Early figures suggest that voters in Sacramento County are casting ballots at a faster pace than during the same time during the primary. Eight days before the June primary election, there were slightly more than 50,000 votes casts, according to figures tracked by the firm Political Data Inc.
The latest numbers for the general election show more than 120,000 people have already voted. That represents about 16 percent of the electorate. Still, the youth vote, meaning those between the ages 18 and 34, has lagged compared with older age groups, the data show.
“In general, there’s a big gap between (the) intention to vote and actually voting. A bigger gap among young people than among older people,” said Laura Stoker, a UC Berkeley professor who studies political attitudes and behavior.

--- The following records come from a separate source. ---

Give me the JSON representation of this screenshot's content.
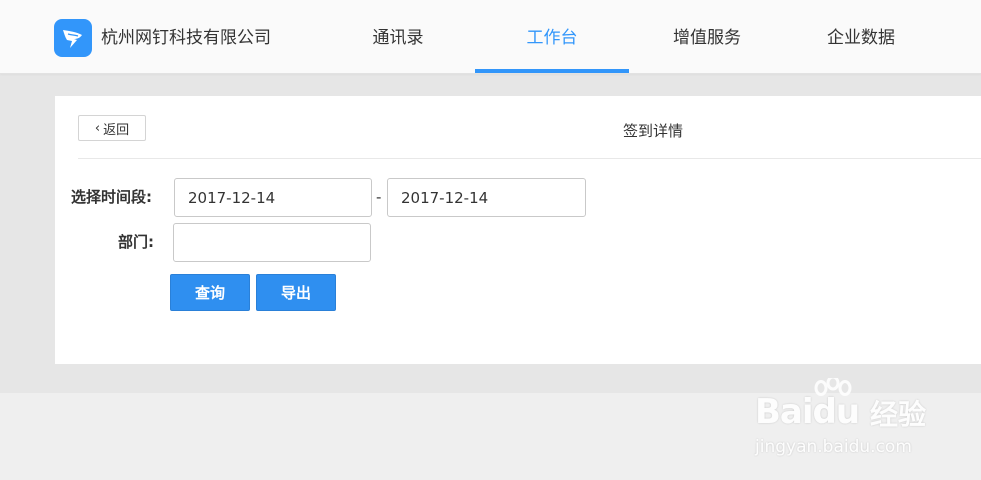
{
  "header": {
    "company_name": "杭州网钉科技有限公司",
    "tabs": [
      {
        "label": "通讯录",
        "active": false
      },
      {
        "label": "工作台",
        "active": true
      },
      {
        "label": "增值服务",
        "active": false
      },
      {
        "label": "企业数据",
        "active": false
      }
    ],
    "brand_color": "#3296fa"
  },
  "panel": {
    "back_label": "返回",
    "title": "签到详情"
  },
  "form": {
    "date_range_label": "选择时间段:",
    "start_date": "2017-12-14",
    "range_separator": "-",
    "end_date": "2017-12-14",
    "department_label": "部门:",
    "department_value": "",
    "query_button": "查询",
    "export_button": "导出"
  },
  "watermark": {
    "brand": "Baidu",
    "suffix": "经验",
    "url": "jingyan.baidu.com"
  }
}
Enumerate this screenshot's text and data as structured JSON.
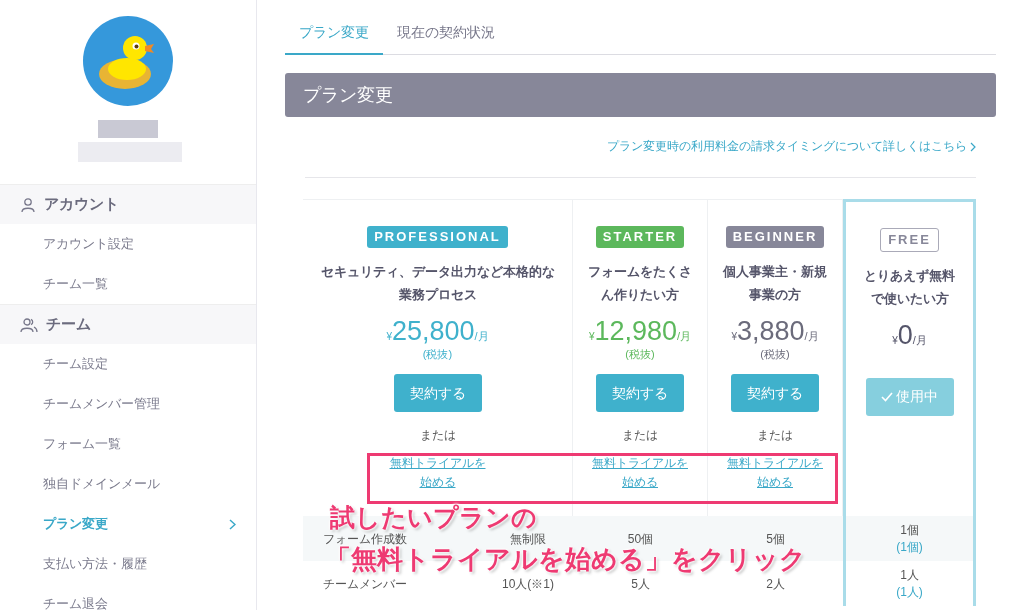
{
  "sidebar": {
    "sections": [
      {
        "title": "アカウント",
        "items": [
          {
            "label": "アカウント設定",
            "selected": false
          },
          {
            "label": "チーム一覧",
            "selected": false
          }
        ]
      },
      {
        "title": "チーム",
        "items": [
          {
            "label": "チーム設定",
            "selected": false
          },
          {
            "label": "チームメンバー管理",
            "selected": false
          },
          {
            "label": "フォーム一覧",
            "selected": false
          },
          {
            "label": "独自ドメインメール",
            "selected": false
          },
          {
            "label": "プラン変更",
            "selected": true
          },
          {
            "label": "支払い方法・履歴",
            "selected": false
          },
          {
            "label": "チーム退会",
            "selected": false
          }
        ]
      }
    ]
  },
  "tabs": [
    {
      "label": "プラン変更",
      "selected": true
    },
    {
      "label": "現在の契約状況",
      "selected": false
    }
  ],
  "header": "プラン変更",
  "info_link": "プラン変更時の利用料金の請求タイミングについて詳しくはこちら",
  "plans": [
    {
      "badge": "PROFESSIONAL",
      "kind": "professional",
      "description": "セキュリティ、データ出力など本格的な業務プロセス",
      "currency": "¥",
      "price": "25,800",
      "unit": "/月",
      "tax": "(税抜)",
      "button": "契約する",
      "current": false,
      "or_text": "または",
      "trial_link": "無料トライアルを始める"
    },
    {
      "badge": "STARTER",
      "kind": "starter",
      "description": "フォームをたくさん作りたい方",
      "currency": "¥",
      "price": "12,980",
      "unit": "/月",
      "tax": "(税抜)",
      "button": "契約する",
      "current": false,
      "or_text": "または",
      "trial_link": "無料トライアルを始める"
    },
    {
      "badge": "BEGINNER",
      "kind": "beginner",
      "description": "個人事業主・新規事業の方",
      "currency": "¥",
      "price": "3,880",
      "unit": "/月",
      "tax": "(税抜)",
      "button": "契約する",
      "current": false,
      "or_text": "または",
      "trial_link": "無料トライアルを始める"
    },
    {
      "badge": "FREE",
      "kind": "free",
      "description": "とりあえず無料で使いたい方",
      "currency": "¥",
      "price": "0",
      "unit": "/月",
      "button": "使用中",
      "current": true
    }
  ],
  "features": [
    {
      "label": "フォーム作成数",
      "values": [
        {
          "main": "無制限"
        },
        {
          "main": "50個"
        },
        {
          "main": "5個"
        },
        {
          "main": "1個",
          "sub": "(1個)"
        }
      ]
    },
    {
      "label": "チームメンバー",
      "values": [
        {
          "main": "10人(※1)"
        },
        {
          "main": "5人"
        },
        {
          "main": "2人"
        },
        {
          "main": "1人",
          "sub": "(1人)"
        }
      ]
    }
  ],
  "annotation": {
    "lines": [
      "試したいプランの",
      "「無料トライアルを始める」をクリック"
    ]
  }
}
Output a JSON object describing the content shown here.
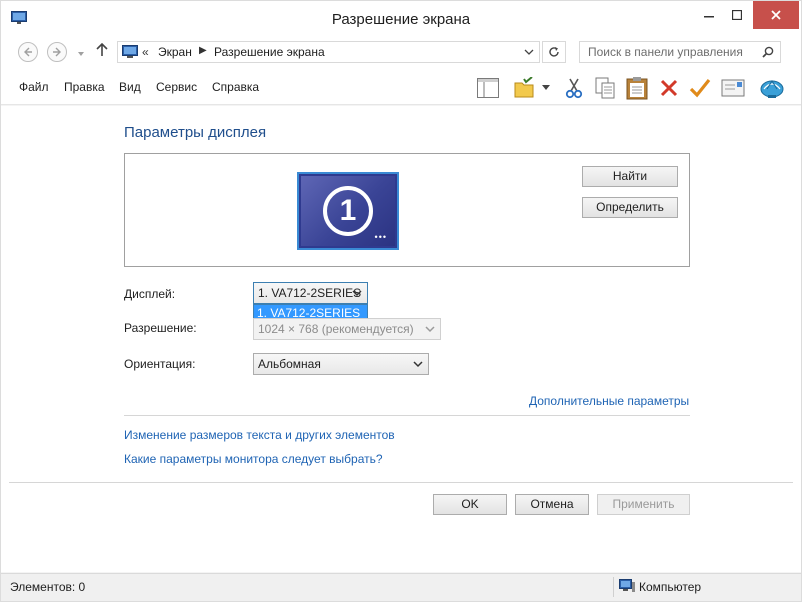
{
  "window": {
    "title": "Разрешение экрана"
  },
  "address_bar": {
    "separator": "«",
    "breadcrumbs": [
      "Экран",
      "Разрешение экрана"
    ],
    "crumb_separator": "▶",
    "search_placeholder": "Поиск в панели управления"
  },
  "menu": {
    "items": [
      "Файл",
      "Правка",
      "Вид",
      "Сервис",
      "Справка"
    ]
  },
  "toolbar_icons": [
    "layout-icon",
    "folder-options-icon",
    "cut-icon",
    "copy-icon",
    "paste-icon",
    "delete-icon",
    "check-icon",
    "email-icon",
    "shell-icon"
  ],
  "main": {
    "heading": "Параметры дисплея",
    "monitor_number": "1",
    "monitor_dots": "•••",
    "find_button": "Найти",
    "identify_button": "Определить",
    "display_label": "Дисплей:",
    "display_value": "1. VA712-2SERIES",
    "display_dropdown_option": "1. VA712-2SERIES",
    "resolution_label": "Разрешение:",
    "resolution_value": "1024 × 768 (рекомендуется)",
    "orientation_label": "Ориентация:",
    "orientation_value": "Альбомная",
    "advanced_link": "Дополнительные параметры",
    "text_size_link": "Изменение размеров текста и других элементов",
    "monitor_help_link": "Какие параметры монитора следует выбрать?",
    "ok_button": "OK",
    "cancel_button": "Отмена",
    "apply_button": "Применить"
  },
  "status_bar": {
    "items_text": "Элементов: 0",
    "location_text": "Компьютер"
  },
  "colors": {
    "accent_link": "#1f64b4",
    "heading": "#1f4e8c",
    "close_button": "#c7504b",
    "selection": "#3399ff"
  }
}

“The intention to vote can be misleading and represents enthusiasm. Usually, it is the case that the closeness of the election does have some bearing on turnout rates.”
There’s no high-stakes congressional fight in Sacramento but younger voters have already cast about 7,300 more ballots for the general election than the primary — a 2 percent difference.
Voter turnout all boils down to motivation and mechanics, said Paul Mitchell, a consultant and vice president for Political Data Inc. The motivational factors are influenced by the voters’ emotional connection to a race or issue and the mechanics include marketing and other get-out-the-vote efforts like knocking on doors.
“If you pick any congressional district that is competitive, you’ll see that they are vastly outperforming the primary — where there is a connection between the vote and what’s happening in Washington DC,” Mitchell said. “In Sacramento, there is isn’t as much of a connection. If the motivation was coming from state issues, we would see higher turnout statewide.”
It’s still unclear what else could drive turnout during this election, with numerous ballot measures and a gubernatorial race on the ticket. But Stoker said she expected turnout to be higher than usual since the election has been “hyped for so long,” particularly among Democrats.
“Because of the hype on the election and the antipathy towards President Donald Trump among many young people, I think that could produce a slightly tighter connection between intention to vote and actually voting than we usually see,” Stoker said. “Again, there is a big gap among young people.”